States balk at higher-ed mandate
The House has cleared a bill that forces states to stabilize taxpayer funding for public colleges.
Efforts to make higher education more affordable are on the threshold of becoming law. The House and Senate have both passed versions of a bill that would increase federal grants for students and crack down on problems in the college loan industry.
But there's a sticking point: The House insists that states maintain consistent funding for public colleges and universities. Governors and state legislators have cried foul, saying the feds don't have the right to dictate such matters.
With an economic downturn threatening state budgets – and concern that higher education is out of reach for a growing number of students – the controversy puts a spotlight on the relationship between state funding and public-college affordability.
"When state budgets are very tight, higher education is usually not funded [as well] because the perspective of a state policymaker is, 'Well, they can raise tuition and find the funds from their students,' " says Ross Hodel, codirector of the Center for the Study of Education Policy at Illinois State University. "The burden for student aid in the '90s and early 2000s clearly shifted from the taxpayer to the tuition-payer, and that's a trend that possibly the 'maintenance of effort' will help address."
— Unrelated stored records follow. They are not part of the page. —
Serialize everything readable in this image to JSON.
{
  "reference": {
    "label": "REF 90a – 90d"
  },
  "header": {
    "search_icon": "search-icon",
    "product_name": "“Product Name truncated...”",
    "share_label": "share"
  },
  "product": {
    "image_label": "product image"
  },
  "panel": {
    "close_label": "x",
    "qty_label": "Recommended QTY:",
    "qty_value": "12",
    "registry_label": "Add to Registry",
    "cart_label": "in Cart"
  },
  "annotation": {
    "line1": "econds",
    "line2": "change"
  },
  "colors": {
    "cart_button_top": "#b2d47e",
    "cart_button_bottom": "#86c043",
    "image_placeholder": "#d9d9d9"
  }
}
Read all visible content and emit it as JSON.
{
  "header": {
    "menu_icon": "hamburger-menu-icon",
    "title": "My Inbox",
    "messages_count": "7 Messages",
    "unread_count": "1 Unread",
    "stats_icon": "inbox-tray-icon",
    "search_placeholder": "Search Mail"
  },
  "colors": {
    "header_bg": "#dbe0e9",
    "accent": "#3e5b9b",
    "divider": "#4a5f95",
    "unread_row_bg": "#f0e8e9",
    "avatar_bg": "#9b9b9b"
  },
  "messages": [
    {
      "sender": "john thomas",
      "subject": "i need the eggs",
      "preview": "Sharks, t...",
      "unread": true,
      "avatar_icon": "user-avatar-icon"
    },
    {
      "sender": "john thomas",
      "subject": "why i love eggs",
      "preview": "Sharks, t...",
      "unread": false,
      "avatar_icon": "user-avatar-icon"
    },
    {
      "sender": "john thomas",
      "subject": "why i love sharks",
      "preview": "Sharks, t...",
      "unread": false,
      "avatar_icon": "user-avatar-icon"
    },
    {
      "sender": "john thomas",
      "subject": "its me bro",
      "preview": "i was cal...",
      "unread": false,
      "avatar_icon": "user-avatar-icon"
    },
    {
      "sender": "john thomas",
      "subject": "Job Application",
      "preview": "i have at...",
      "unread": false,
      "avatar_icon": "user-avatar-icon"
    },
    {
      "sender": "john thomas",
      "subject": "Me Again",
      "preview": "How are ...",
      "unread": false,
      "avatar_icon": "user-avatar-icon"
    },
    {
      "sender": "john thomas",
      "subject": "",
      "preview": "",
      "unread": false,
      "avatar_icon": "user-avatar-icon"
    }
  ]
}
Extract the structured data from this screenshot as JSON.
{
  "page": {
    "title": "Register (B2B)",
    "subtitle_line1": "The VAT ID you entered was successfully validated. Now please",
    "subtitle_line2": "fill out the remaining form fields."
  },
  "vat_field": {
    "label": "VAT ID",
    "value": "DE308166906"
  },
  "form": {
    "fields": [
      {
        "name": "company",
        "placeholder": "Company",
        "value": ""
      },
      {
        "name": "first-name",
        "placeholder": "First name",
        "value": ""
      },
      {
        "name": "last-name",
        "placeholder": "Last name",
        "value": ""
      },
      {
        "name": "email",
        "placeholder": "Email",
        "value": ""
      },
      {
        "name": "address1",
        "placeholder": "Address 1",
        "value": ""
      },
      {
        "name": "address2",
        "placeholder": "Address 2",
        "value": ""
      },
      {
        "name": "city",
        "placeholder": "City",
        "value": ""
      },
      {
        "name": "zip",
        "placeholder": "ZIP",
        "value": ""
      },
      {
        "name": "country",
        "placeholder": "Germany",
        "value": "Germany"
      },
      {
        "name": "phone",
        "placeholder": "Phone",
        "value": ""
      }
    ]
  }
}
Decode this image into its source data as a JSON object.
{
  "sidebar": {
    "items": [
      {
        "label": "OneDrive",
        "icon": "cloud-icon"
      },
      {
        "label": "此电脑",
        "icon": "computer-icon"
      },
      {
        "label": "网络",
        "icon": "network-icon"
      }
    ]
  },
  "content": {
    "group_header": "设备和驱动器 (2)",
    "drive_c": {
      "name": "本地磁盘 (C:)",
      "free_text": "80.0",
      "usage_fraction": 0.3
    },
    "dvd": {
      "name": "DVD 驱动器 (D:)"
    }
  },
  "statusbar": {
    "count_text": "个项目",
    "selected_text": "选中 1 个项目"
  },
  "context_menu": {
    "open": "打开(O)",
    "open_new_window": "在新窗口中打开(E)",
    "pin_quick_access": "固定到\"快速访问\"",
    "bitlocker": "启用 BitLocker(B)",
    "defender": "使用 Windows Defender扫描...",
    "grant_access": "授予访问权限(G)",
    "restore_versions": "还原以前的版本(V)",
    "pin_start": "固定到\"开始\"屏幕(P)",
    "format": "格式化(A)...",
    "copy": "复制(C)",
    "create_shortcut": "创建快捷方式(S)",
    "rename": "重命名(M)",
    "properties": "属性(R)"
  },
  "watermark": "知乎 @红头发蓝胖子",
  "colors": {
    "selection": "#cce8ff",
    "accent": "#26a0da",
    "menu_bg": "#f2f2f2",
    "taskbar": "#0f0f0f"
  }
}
The House "maintenance of effort" provision would withhold some federal money if a state failed to provide at least as much as its average spending for higher education over the past five years (not counting expenditures for capital projects and research and development).
But opposition is "visceral" among state executives, says Ray Scheppach, executive director of the National Governors Association (NGA) in Washington. "This is 100 percent state money ... and it's inappropriate for the federal government to set any particular requirement on that money. States are sovereign."
Governors share federal lawmakers' concerns about high tuition, he says, and many are bringing together university leaders, boards of regents, and the private sector to find solutions.
Both the NGA and the National Conference of State Legislatures have said the measure could backfire. "In good times, states are not going to have those 10 or 12 percent increases, because they're going to be held to that higher level the next time there's an economic downturn," Mr. Scheppach says.
The compromise bill – an overdue reauthorization of the Higher Education Act of 1965 – is unlikely to emerge until after Congress returns from an upcoming recess.
Fiscal year 2007 saw a 7.7 percent increase in state and local funding for higher education, outpacing both inflation and enrollment growth, according to a report by State Higher Education Executive Officers. But it couldn't counteract past declines in state support: Per student, appropriations are "lower in constant-dollar terms compared to most years since 1980," the report notes.
Amid the prospect of a recession, a number of states may cut appropriations in their next budget, which frustrates education leaders. In Kentucky, university leaders have warned that the governor's proposed 12 percent cut would slow or reverse progress that's been made to boost the quality of education and the number of graduates, and would force tuition increases.
The Association of State Colleges and Universities sees the federal maintenance-of-effort rule as "a rather modest proposal to ensure that states contribute to access to higher education," says Dan Hurley, the group's director of state relations and policy analysis. He acknowledges that, as some critics point out, public institutions can do more to rein in costs. But he adds that too much of the blame has been placed on colleges, and more responsibility needs to shift back to state officials who set budgets and tuition rates.
The value of the provision would mainly be symbolic, because the money the federal government could withhold is too small to sway states determined to cut their budgets, Mr. Hurley says. The bill would withhold a state's share of $35 million for low-income students distributed through federal Grants for Access and Persistence. The secretary of Education could give waivers to states that experience disaster or severe financial constraints.
Ironically, in the 1990s higher education made such powerful arguments about the benefit of higher lifetime earnings tied to a college degree that lawmakers felt justified in putting more of the burden on students through tuition, Hodel says. But now public opinion may be shifting back toward recognition of the public benefits of a better-educated workforce.
If Congress decides to use the stick of a maintenance-of-effort rule, states now may find it more politically tenable to spread cuts more evenly among sectors. "College has become so expensive for the typical American family that something has got to change," Hodel says.